→ WHAT TO PRODUCE: If a line of the records holds the word "View", copy it out.

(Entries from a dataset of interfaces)

********

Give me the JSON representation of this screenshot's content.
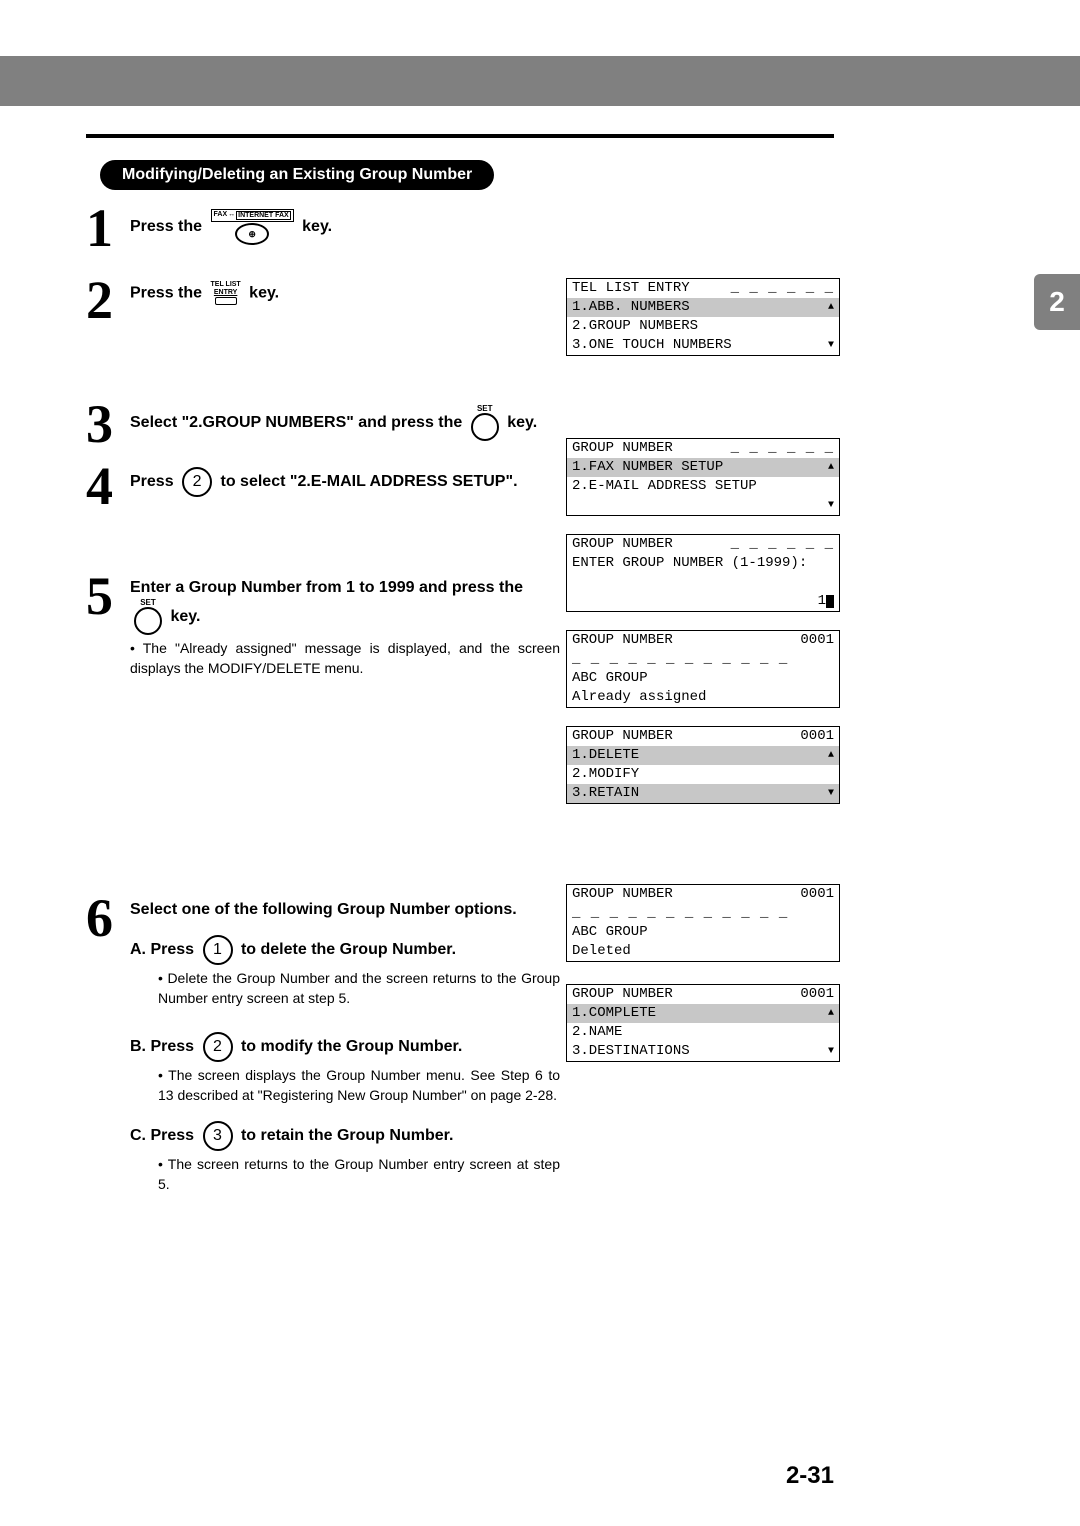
{
  "header": {
    "section_title": "Modifying/Deleting an Existing Group Number",
    "side_tab": "2",
    "page_number": "2-31"
  },
  "keys": {
    "fax_label_left": "FAX",
    "fax_label_right": "INTERNET FAX",
    "fax_glyph": "↔",
    "entry_top": "TEL LIST",
    "entry_mid": "ENTRY",
    "set_label": "SET"
  },
  "steps": {
    "s1": {
      "num": "1",
      "a": "Press the",
      "b": "key."
    },
    "s2": {
      "num": "2",
      "a": "Press the",
      "b": "key."
    },
    "s3": {
      "num": "3",
      "a": "Select \"2.GROUP NUMBERS\" and press the",
      "b": "key."
    },
    "s4": {
      "num": "4",
      "a": "Press",
      "key": "2",
      "b": "to select \"2.E-MAIL ADDRESS SETUP\"."
    },
    "s5": {
      "num": "5",
      "a": "Enter a Group Number from 1 to 1999 and press the",
      "b": "key.",
      "bullet": "• The \"Already assigned\" message is displayed, and the screen displays the MODIFY/DELETE menu."
    },
    "s6": {
      "num": "6",
      "title": "Select one of the following Group Number options.",
      "A": {
        "label": "A.  Press",
        "key": "1",
        "tail": "to delete the Group Number.",
        "bullet": "• Delete the Group Number and the screen returns to the Group Number entry screen at step 5."
      },
      "B": {
        "label": "B.  Press",
        "key": "2",
        "tail": "to modify the Group Number.",
        "bullet": "• The screen displays the Group Number menu.  See Step 6 to 13 described at \"Registering New Group Number\" on page 2-28."
      },
      "C": {
        "label": "C.  Press",
        "key": "3",
        "tail": "to retain the Group Number.",
        "bullet": "• The screen returns to the Group Number entry screen at step 5."
      }
    }
  },
  "lcd": {
    "tel_list": {
      "r1": "TEL LIST ENTRY",
      "r2": "1.ABB. NUMBERS",
      "r3": "2.GROUP NUMBERS",
      "r4": "3.ONE TOUCH NUMBERS"
    },
    "group_menu": {
      "r1": "GROUP NUMBER",
      "r2": "1.FAX NUMBER SETUP",
      "r3": "2.E-MAIL ADDRESS SETUP"
    },
    "enter": {
      "r1": "GROUP NUMBER",
      "r2": "ENTER GROUP NUMBER (1-1999):",
      "r4": "1"
    },
    "assigned": {
      "r1l": "GROUP NUMBER",
      "r1r": "0001",
      "r3": "ABC GROUP",
      "r4": "Already assigned"
    },
    "options": {
      "r1l": "GROUP NUMBER",
      "r1r": "0001",
      "r2": "1.DELETE",
      "r3": "2.MODIFY",
      "r4": "3.RETAIN"
    },
    "deleted": {
      "r1l": "GROUP NUMBER",
      "r1r": "0001",
      "r3": "ABC GROUP",
      "r4": "Deleted"
    },
    "modify": {
      "r1l": "GROUP NUMBER",
      "r1r": "0001",
      "r2": "1.COMPLETE",
      "r3": "2.NAME",
      "r4": "3.DESTINATIONS"
    }
  }
}
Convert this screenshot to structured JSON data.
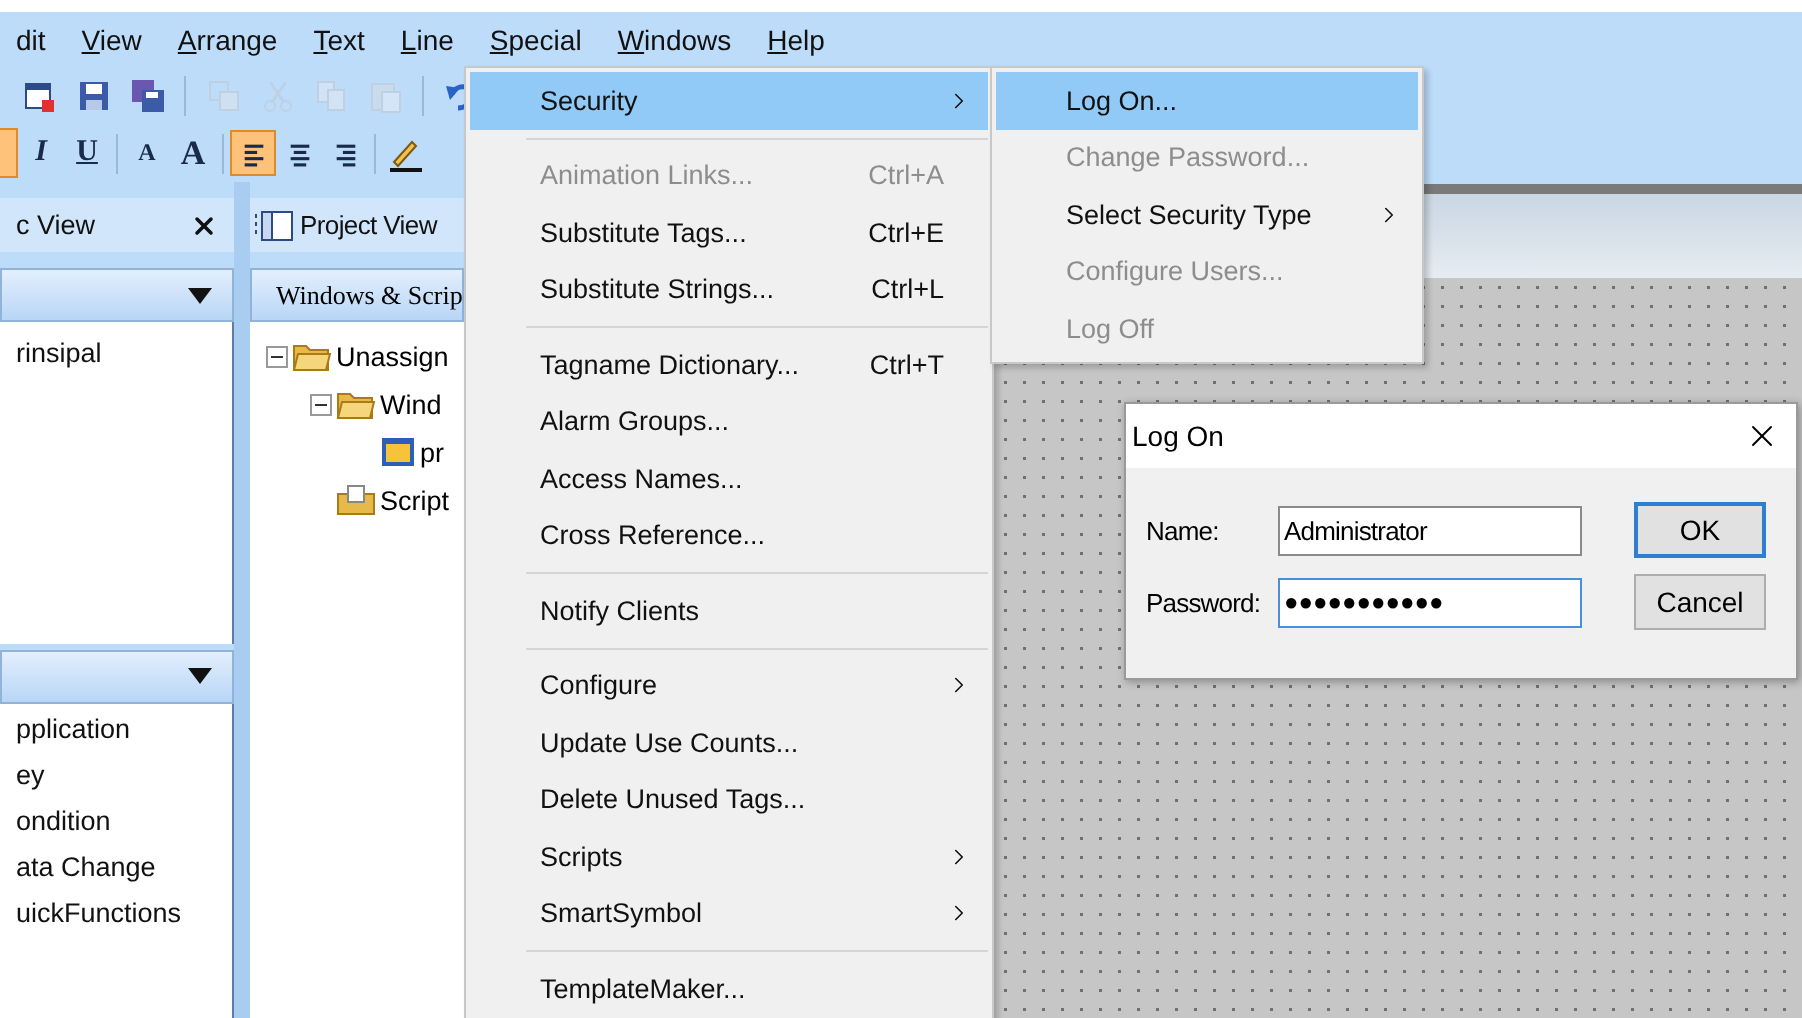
{
  "menubar": [
    {
      "label": "dit",
      "mnemonic": false
    },
    {
      "label": "View",
      "mnemonic": true
    },
    {
      "label": "Arrange",
      "mnemonic": true
    },
    {
      "label": "Text",
      "mnemonic": true
    },
    {
      "label": "Line",
      "mnemonic": true
    },
    {
      "label": "Special",
      "mnemonic": true
    },
    {
      "label": "Windows",
      "mnemonic": true
    },
    {
      "label": "Help",
      "mnemonic": true
    }
  ],
  "toolbar_top": [
    {
      "kind": "new",
      "disabled": false
    },
    {
      "kind": "save",
      "disabled": false
    },
    {
      "kind": "save-all",
      "disabled": false
    },
    {
      "kind": "separator"
    },
    {
      "kind": "duplicate",
      "disabled": true
    },
    {
      "kind": "cut",
      "disabled": true
    },
    {
      "kind": "copy",
      "disabled": true
    },
    {
      "kind": "paste",
      "disabled": true
    },
    {
      "kind": "separator"
    },
    {
      "kind": "undo",
      "disabled": false
    }
  ],
  "toolbar_format": [
    {
      "kind": "italic",
      "label": "I",
      "selected": false
    },
    {
      "kind": "underline",
      "label": "U",
      "selected": false
    },
    {
      "kind": "separator"
    },
    {
      "kind": "smaller",
      "label": "A",
      "selected": false
    },
    {
      "kind": "larger",
      "label": "A",
      "selected": false
    },
    {
      "kind": "separator"
    },
    {
      "kind": "align-left",
      "selected": true
    },
    {
      "kind": "align-center",
      "selected": false
    },
    {
      "kind": "align-right",
      "selected": false
    },
    {
      "kind": "separator"
    },
    {
      "kind": "pen"
    }
  ],
  "left_panel": {
    "title": "c View",
    "upper_items": [
      "rinsipal"
    ],
    "lower_items": [
      "pplication",
      "ey",
      "ondition",
      "ata Change",
      "uickFunctions"
    ]
  },
  "project_panel": {
    "title": "Project View",
    "tab": "Windows & Scrip",
    "tree": [
      {
        "label": "Unassign",
        "kind": "folder",
        "expanded": true,
        "children": [
          {
            "label": "Wind",
            "kind": "folder",
            "expanded": true,
            "children": [
              {
                "label": "pr",
                "kind": "window"
              }
            ]
          },
          {
            "label": "Script",
            "kind": "scripts"
          }
        ]
      }
    ]
  },
  "special_menu": [
    {
      "kind": "item",
      "label": "Security",
      "submenu": true,
      "selected": true,
      "disabled": false
    },
    {
      "kind": "separator"
    },
    {
      "kind": "item",
      "label": "Animation Links...",
      "shortcut": "Ctrl+A",
      "disabled": true,
      "selected": false
    },
    {
      "kind": "item",
      "label": "Substitute Tags...",
      "shortcut": "Ctrl+E",
      "disabled": false,
      "selected": false
    },
    {
      "kind": "item",
      "label": "Substitute Strings...",
      "shortcut": "Ctrl+L",
      "disabled": false,
      "selected": false
    },
    {
      "kind": "separator"
    },
    {
      "kind": "item",
      "label": "Tagname Dictionary...",
      "shortcut": "Ctrl+T",
      "disabled": false,
      "selected": false
    },
    {
      "kind": "item",
      "label": "Alarm Groups...",
      "disabled": false,
      "selected": false
    },
    {
      "kind": "item",
      "label": "Access Names...",
      "disabled": false,
      "selected": false
    },
    {
      "kind": "item",
      "label": "Cross Reference...",
      "disabled": false,
      "selected": false
    },
    {
      "kind": "separator"
    },
    {
      "kind": "item",
      "label": "Notify Clients",
      "disabled": false,
      "selected": false
    },
    {
      "kind": "separator"
    },
    {
      "kind": "item",
      "label": "Configure",
      "submenu": true,
      "disabled": false,
      "selected": false
    },
    {
      "kind": "item",
      "label": "Update Use Counts...",
      "disabled": false,
      "selected": false
    },
    {
      "kind": "item",
      "label": "Delete Unused Tags...",
      "disabled": false,
      "selected": false
    },
    {
      "kind": "item",
      "label": "Scripts",
      "submenu": true,
      "disabled": false,
      "selected": false
    },
    {
      "kind": "item",
      "label": "SmartSymbol",
      "submenu": true,
      "disabled": false,
      "selected": false
    },
    {
      "kind": "separator"
    },
    {
      "kind": "item",
      "label": "TemplateMaker...",
      "disabled": false,
      "selected": false
    }
  ],
  "security_menu": [
    {
      "kind": "item",
      "label": "Log On...",
      "selected": true,
      "disabled": false
    },
    {
      "kind": "item",
      "label": "Change Password...",
      "selected": false,
      "disabled": true
    },
    {
      "kind": "item",
      "label": "Select Security Type",
      "submenu": true,
      "selected": false,
      "disabled": false
    },
    {
      "kind": "item",
      "label": "Configure Users...",
      "selected": false,
      "disabled": true
    },
    {
      "kind": "item",
      "label": "Log Off",
      "selected": false,
      "disabled": true
    }
  ],
  "dialog": {
    "title": "Log On",
    "name_label": "Name:",
    "name_value": "Administrator",
    "password_label": "Password:",
    "password_value": "●●●●●●●●●●●",
    "buttons": [
      {
        "label": "OK",
        "default": true
      },
      {
        "label": "Cancel",
        "default": false
      }
    ]
  }
}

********

→ THE ANSWER:
      "label": "View",
    "title": "c View",
    "title": "Project View",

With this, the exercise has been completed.